One of the company’s most widely held bonds plunged by 6 cents on the dollar to 28.5 cents on Wednesday, a record low. The rout -- triggered by Evergrande’s warning of a potential default if its asset-sale plans fail to materialize -- accelerated during European market hours as private banks offloaded positions, traders said.
The collateral damage was concentrated in junk-rated developers including Kaisa Group Holdings Ltd., Fantasia Holdings Group Co. and Guangzhou R&F Properties Co. The latter company’s dollar notes due 2024 tumbled 4.1 cents to 66.8, according to Bloomberg-compiled data. Declines in the broader Chinese high-yield space reached as much as 2 cents on the dollar, halting a tentative rally over the past few days.
Investors in China’s $12 trillion bond market have become fixated on Evergrande as they weigh the ramifications of a potential default by the world’s most indebted developer. With bondholders, banks, suppliers and homebuyers exposed to the real estate giant, any collapse could roil China’s economy. While regulators urged the company to resolve its debt woes in a rare public rebuke earlier this month, they have said little about whether state support is forthcoming. President Xi Jinping has been trying to wean the Chinese financial system off implicit government guarantees that fueled years of outsized borrowing.

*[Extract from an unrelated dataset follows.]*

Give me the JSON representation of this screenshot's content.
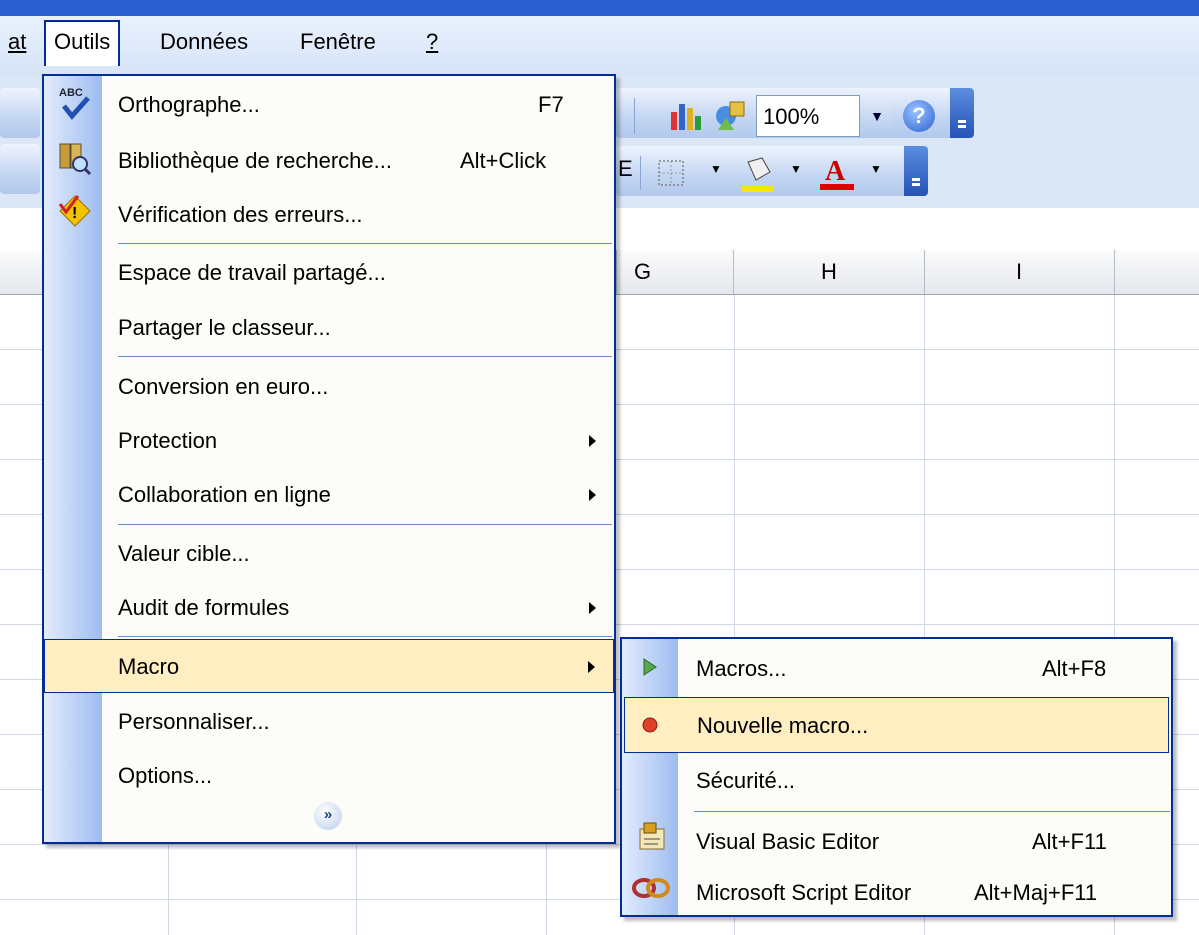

China Evergrande is the biggest issuer of US Dollar denominated debt in the emerging markets. The financial markets are floating on a sea of Dollars. There are so many dollars in circulation that cross currency swaps are close to moving into a positive spread for the first time in years. Therefore, Evergrande’s problems are not arising because global liquidity is tightening. Instead, they are the result of government efforts to contain leverage ratios in the Chinese property market.
Let’s think back to the US housing bubble in the mid-2000s. The low interest rate environment following the TMT bubble, lax lending practices at banks, financial innovations like CMOs and CDS, and government policies to support housing investment resulted in massive speculation in property. Rising interest rates eventually pushed VaR pricing models over the edge and liquidity froze up. Banks went bust, the economy suffered a deep recession and millions of people lost their homes.

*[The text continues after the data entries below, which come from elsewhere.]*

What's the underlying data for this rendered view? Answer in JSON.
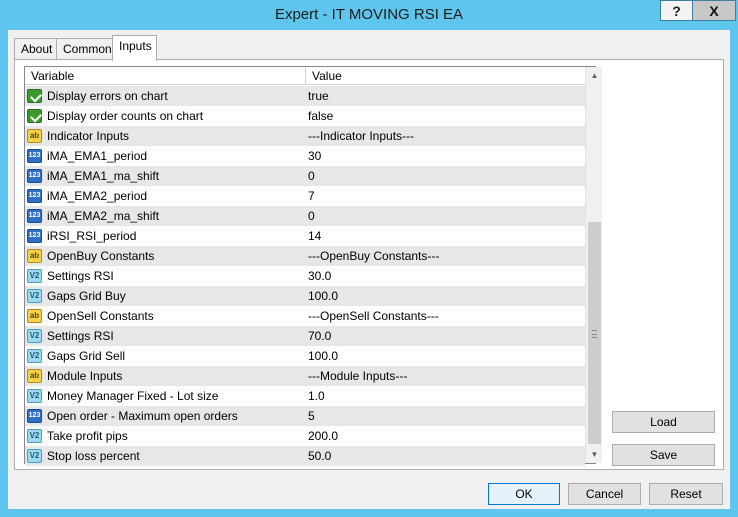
{
  "window": {
    "title": "Expert - IT MOVING RSI EA",
    "help_label": "?",
    "close_label": "X"
  },
  "tabs": [
    {
      "label": "About"
    },
    {
      "label": "Common"
    },
    {
      "label": "Inputs",
      "active": true
    }
  ],
  "grid": {
    "columns": [
      "Variable",
      "Value"
    ],
    "rows": [
      {
        "icon": "bool-icon",
        "name": "Display errors on chart",
        "value": "true"
      },
      {
        "icon": "bool-icon",
        "name": "Display order counts on chart",
        "value": "false"
      },
      {
        "icon": "string-icon",
        "name": "Indicator Inputs",
        "value": "---Indicator Inputs---"
      },
      {
        "icon": "int-icon",
        "name": "iMA_EMA1_period",
        "value": "30"
      },
      {
        "icon": "int-icon",
        "name": "iMA_EMA1_ma_shift",
        "value": "0"
      },
      {
        "icon": "int-icon",
        "name": "iMA_EMA2_period",
        "value": "7"
      },
      {
        "icon": "int-icon",
        "name": "iMA_EMA2_ma_shift",
        "value": "0"
      },
      {
        "icon": "int-icon",
        "name": "iRSI_RSI_period",
        "value": "14"
      },
      {
        "icon": "string-icon",
        "name": "OpenBuy Constants",
        "value": "---OpenBuy Constants---"
      },
      {
        "icon": "double-icon",
        "name": "Settings RSI",
        "value": "30.0"
      },
      {
        "icon": "double-icon",
        "name": "Gaps Grid Buy",
        "value": "100.0"
      },
      {
        "icon": "string-icon",
        "name": "OpenSell Constants",
        "value": "---OpenSell Constants---"
      },
      {
        "icon": "double-icon",
        "name": "Settings RSI",
        "value": "70.0"
      },
      {
        "icon": "double-icon",
        "name": "Gaps Grid Sell",
        "value": "100.0"
      },
      {
        "icon": "string-icon",
        "name": "Module Inputs",
        "value": "---Module Inputs---"
      },
      {
        "icon": "double-icon",
        "name": "Money Manager Fixed - Lot size",
        "value": "1.0"
      },
      {
        "icon": "int-icon",
        "name": "Open order - Maximum open orders",
        "value": "5"
      },
      {
        "icon": "double-icon",
        "name": "Take profit pips",
        "value": "200.0"
      },
      {
        "icon": "double-icon",
        "name": "Stop loss percent",
        "value": "50.0"
      }
    ]
  },
  "icon_labels": {
    "string": "ab",
    "int": "123",
    "double": "V2"
  },
  "buttons": {
    "load": "Load",
    "save": "Save",
    "ok": "OK",
    "cancel": "Cancel",
    "reset": "Reset"
  }
}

China has been providing free land to property developers for years and bailed out everyone that got into trouble. Access to liquidity was assured and repayment is often tied into other business lines. Since there is no property tax, investors believe that properties are a risk-free vehicle for storing wealth. That’s been the correct assumption for decades and prices have never stopped rising. The result is many consumers struggle to ever buy because investors are so overweight in the sector.
China has domestic equivalents of liar loans, NINJA loans and complicated financial structures no one really understands. Economic growth over the last decade has been based on leverage. The entire financial sector is exposed to the property sector. Government efforts to contain leverage and speculation represent a significant risk of an upset.
The question to monitor is how willing will the Xi administration be to tolerate a significant deleveraging in order to lay the foundations for future growth?
The evidence so far is the credit impulse is turning back upwards. The sheer magnitude of the problem means the government has little choice but to stick to a maintenance level of leverage. That should help to support risk taking and further delay the resolution of the above issues. The FTSE/Xinhua A600 Banks Index continues to rebound from the recent lows.
The ChiNext Index continues to trend test potential support in the region of the trend mean.
The MSCI Emerging Markets ETF, where Chinese stocks represent a significant weighting, continues to bounce from the region of the 2018 peak.